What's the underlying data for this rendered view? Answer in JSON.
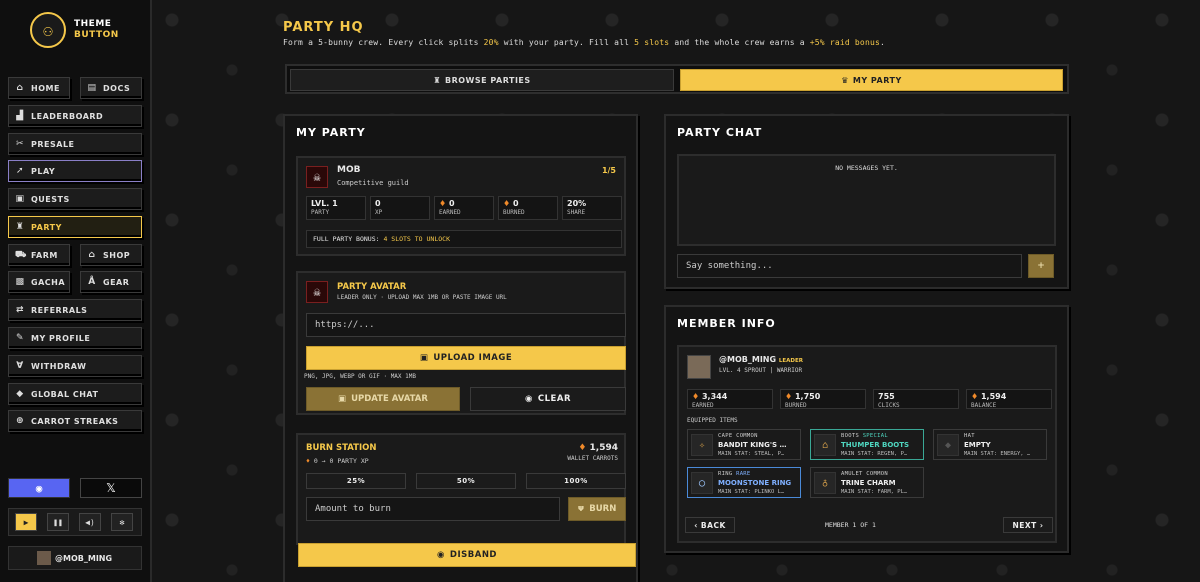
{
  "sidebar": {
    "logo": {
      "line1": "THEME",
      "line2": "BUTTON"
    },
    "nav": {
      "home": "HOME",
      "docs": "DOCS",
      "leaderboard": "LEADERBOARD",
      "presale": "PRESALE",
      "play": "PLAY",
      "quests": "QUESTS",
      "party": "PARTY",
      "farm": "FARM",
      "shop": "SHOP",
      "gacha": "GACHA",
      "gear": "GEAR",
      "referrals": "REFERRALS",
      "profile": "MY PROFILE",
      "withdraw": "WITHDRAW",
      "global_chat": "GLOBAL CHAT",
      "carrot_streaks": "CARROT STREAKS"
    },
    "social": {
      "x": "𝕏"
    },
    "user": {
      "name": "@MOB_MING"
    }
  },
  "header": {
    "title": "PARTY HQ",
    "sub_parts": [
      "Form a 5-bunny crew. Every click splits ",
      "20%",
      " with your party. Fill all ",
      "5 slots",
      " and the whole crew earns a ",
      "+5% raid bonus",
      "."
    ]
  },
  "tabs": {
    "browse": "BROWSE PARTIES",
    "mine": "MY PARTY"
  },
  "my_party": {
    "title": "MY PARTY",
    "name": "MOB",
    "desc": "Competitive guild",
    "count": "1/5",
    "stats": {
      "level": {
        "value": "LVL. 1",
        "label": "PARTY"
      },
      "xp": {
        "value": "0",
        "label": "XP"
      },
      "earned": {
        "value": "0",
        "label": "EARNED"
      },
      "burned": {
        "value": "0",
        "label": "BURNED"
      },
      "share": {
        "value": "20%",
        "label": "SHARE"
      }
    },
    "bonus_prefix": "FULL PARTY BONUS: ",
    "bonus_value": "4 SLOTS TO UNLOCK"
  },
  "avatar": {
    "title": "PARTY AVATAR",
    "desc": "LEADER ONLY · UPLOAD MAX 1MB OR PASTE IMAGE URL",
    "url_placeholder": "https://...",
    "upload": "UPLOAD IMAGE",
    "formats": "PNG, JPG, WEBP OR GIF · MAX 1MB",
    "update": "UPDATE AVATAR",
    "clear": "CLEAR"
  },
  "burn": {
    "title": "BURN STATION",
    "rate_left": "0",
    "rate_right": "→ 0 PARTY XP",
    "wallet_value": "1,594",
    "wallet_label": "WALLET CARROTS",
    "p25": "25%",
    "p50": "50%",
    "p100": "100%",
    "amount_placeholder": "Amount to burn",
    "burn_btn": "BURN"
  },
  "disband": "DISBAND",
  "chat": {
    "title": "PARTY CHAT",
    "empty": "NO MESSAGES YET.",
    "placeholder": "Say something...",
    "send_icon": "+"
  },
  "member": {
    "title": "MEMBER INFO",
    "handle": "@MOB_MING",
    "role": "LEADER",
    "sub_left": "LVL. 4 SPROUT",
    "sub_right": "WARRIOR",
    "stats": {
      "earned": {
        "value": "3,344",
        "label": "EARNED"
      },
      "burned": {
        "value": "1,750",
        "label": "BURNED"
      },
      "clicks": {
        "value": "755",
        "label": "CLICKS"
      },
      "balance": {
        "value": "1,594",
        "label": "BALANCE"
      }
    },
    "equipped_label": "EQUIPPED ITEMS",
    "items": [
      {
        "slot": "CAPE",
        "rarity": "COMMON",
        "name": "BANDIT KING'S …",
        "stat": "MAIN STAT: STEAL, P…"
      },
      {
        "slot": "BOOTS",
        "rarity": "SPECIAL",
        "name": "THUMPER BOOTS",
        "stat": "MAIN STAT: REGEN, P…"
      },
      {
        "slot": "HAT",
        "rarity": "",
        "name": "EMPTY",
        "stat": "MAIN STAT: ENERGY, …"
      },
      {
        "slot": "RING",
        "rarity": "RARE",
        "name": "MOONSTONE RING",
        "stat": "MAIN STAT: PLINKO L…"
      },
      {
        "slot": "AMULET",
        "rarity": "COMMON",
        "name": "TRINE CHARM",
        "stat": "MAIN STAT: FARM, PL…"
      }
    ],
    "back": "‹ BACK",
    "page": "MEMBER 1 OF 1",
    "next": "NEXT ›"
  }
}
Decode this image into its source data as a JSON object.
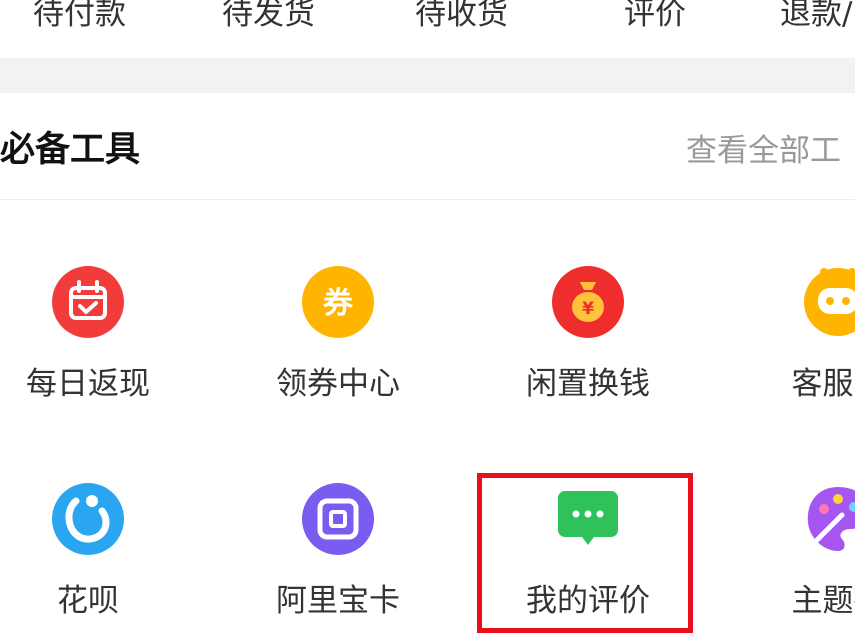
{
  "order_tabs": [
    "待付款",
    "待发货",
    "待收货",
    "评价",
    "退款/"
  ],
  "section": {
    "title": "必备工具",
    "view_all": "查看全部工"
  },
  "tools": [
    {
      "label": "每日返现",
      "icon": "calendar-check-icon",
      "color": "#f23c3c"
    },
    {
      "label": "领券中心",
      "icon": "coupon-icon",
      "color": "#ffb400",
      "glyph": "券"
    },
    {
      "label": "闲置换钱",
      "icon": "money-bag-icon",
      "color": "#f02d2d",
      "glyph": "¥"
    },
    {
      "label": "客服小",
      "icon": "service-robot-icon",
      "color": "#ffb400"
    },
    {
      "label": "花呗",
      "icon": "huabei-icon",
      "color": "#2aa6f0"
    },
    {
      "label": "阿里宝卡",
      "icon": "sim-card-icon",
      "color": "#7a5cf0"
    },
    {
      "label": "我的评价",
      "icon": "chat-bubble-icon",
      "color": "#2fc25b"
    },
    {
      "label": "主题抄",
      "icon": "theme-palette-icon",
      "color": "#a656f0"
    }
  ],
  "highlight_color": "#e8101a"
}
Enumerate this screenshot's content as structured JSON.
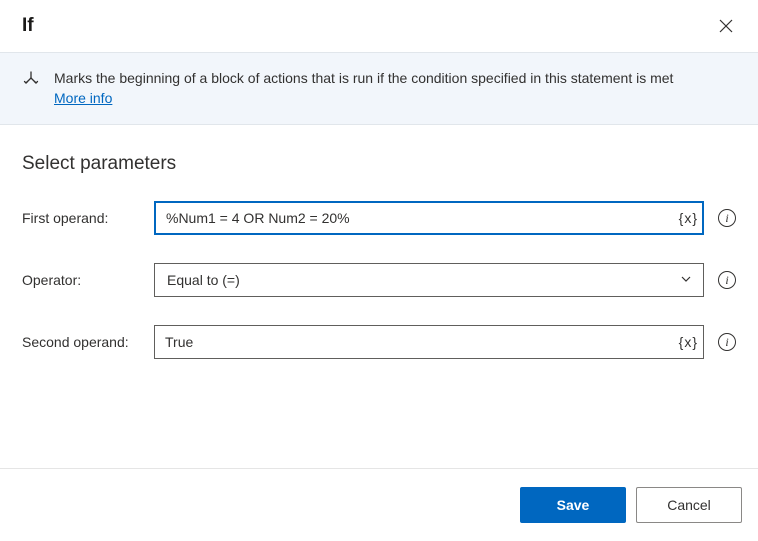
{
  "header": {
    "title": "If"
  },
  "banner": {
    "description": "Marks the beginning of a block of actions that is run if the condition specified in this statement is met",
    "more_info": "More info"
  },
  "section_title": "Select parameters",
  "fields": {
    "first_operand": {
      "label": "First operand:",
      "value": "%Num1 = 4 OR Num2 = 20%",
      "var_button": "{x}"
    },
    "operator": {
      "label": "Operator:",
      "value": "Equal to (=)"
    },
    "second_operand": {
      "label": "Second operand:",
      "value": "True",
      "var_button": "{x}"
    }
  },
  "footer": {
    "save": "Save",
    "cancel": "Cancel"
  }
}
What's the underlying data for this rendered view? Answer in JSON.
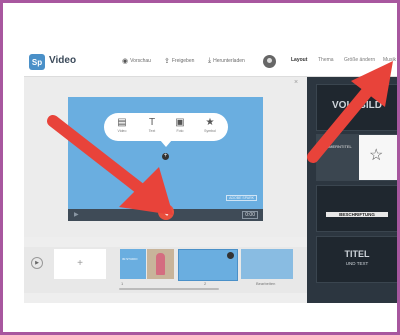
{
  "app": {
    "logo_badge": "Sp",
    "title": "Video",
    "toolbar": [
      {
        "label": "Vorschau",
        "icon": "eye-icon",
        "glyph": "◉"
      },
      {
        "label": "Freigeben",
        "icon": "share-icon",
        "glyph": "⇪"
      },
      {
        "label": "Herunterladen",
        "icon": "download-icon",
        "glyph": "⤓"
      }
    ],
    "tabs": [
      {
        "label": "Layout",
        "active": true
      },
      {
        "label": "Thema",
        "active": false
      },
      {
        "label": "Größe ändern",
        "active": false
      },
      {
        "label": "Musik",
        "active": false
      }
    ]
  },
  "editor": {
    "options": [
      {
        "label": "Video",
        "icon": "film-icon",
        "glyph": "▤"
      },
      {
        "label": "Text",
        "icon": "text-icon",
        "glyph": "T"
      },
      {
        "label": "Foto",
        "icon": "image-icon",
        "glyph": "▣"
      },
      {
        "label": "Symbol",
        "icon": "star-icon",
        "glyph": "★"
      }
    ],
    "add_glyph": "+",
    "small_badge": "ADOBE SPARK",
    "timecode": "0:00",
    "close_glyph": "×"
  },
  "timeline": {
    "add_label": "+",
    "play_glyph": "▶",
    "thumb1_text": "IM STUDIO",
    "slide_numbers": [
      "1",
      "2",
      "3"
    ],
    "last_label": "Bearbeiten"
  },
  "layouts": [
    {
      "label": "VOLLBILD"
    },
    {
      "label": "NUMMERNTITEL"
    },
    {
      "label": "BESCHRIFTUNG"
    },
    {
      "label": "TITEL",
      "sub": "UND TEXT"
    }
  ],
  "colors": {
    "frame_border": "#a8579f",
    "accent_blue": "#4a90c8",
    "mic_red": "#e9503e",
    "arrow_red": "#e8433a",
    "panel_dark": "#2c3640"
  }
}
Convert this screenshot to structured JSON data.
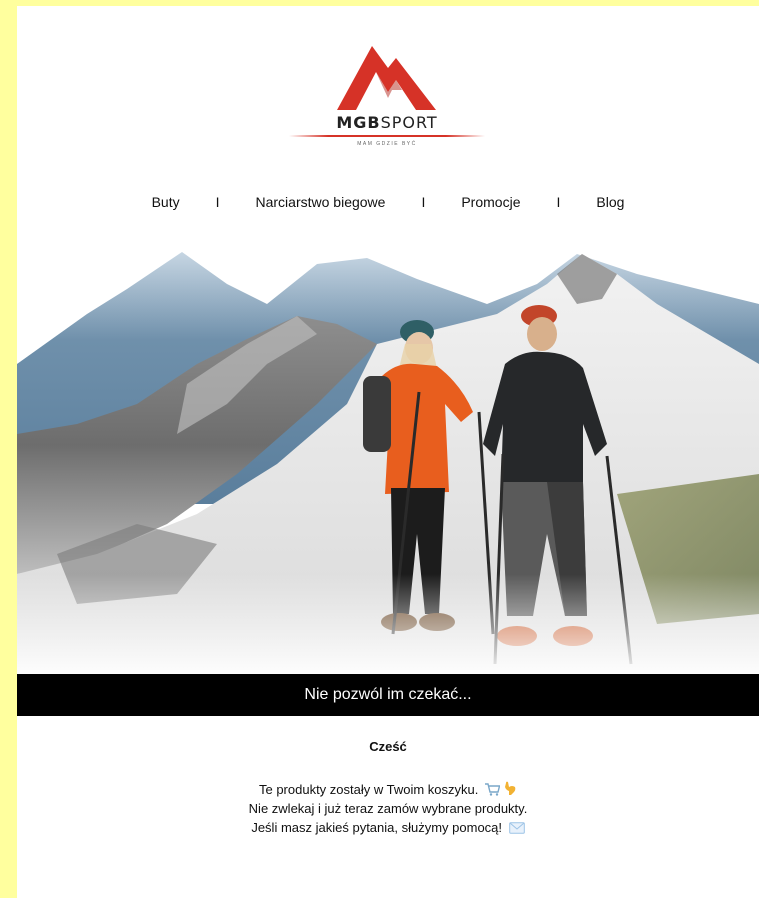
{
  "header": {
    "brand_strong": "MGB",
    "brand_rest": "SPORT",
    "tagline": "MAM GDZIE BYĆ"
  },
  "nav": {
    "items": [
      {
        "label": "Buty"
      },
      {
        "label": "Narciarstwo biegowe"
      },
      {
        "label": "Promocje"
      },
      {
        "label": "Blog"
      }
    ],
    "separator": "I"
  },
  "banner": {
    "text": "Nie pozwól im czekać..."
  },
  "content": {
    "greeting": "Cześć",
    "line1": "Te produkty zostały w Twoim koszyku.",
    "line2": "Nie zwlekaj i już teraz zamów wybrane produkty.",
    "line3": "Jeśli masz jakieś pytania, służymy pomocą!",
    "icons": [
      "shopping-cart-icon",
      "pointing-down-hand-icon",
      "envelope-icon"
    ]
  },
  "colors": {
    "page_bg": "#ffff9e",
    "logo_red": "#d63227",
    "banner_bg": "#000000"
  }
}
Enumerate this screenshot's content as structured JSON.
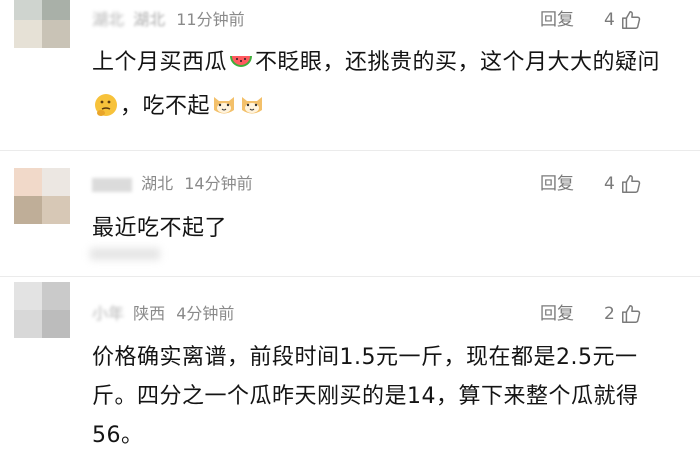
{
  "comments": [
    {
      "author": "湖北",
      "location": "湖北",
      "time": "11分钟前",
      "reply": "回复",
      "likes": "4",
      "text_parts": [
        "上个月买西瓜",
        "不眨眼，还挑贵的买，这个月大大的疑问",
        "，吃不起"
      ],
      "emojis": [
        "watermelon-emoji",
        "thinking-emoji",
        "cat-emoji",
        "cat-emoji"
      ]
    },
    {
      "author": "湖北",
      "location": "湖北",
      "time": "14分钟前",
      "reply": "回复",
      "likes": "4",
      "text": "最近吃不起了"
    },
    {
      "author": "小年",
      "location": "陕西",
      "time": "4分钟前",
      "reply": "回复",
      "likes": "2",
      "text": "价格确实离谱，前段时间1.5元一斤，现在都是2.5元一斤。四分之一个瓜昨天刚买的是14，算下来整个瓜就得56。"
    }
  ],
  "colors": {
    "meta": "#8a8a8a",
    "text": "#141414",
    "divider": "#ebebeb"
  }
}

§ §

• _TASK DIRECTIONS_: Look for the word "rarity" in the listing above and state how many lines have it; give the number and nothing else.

• _EXERCISE RESULT_: 5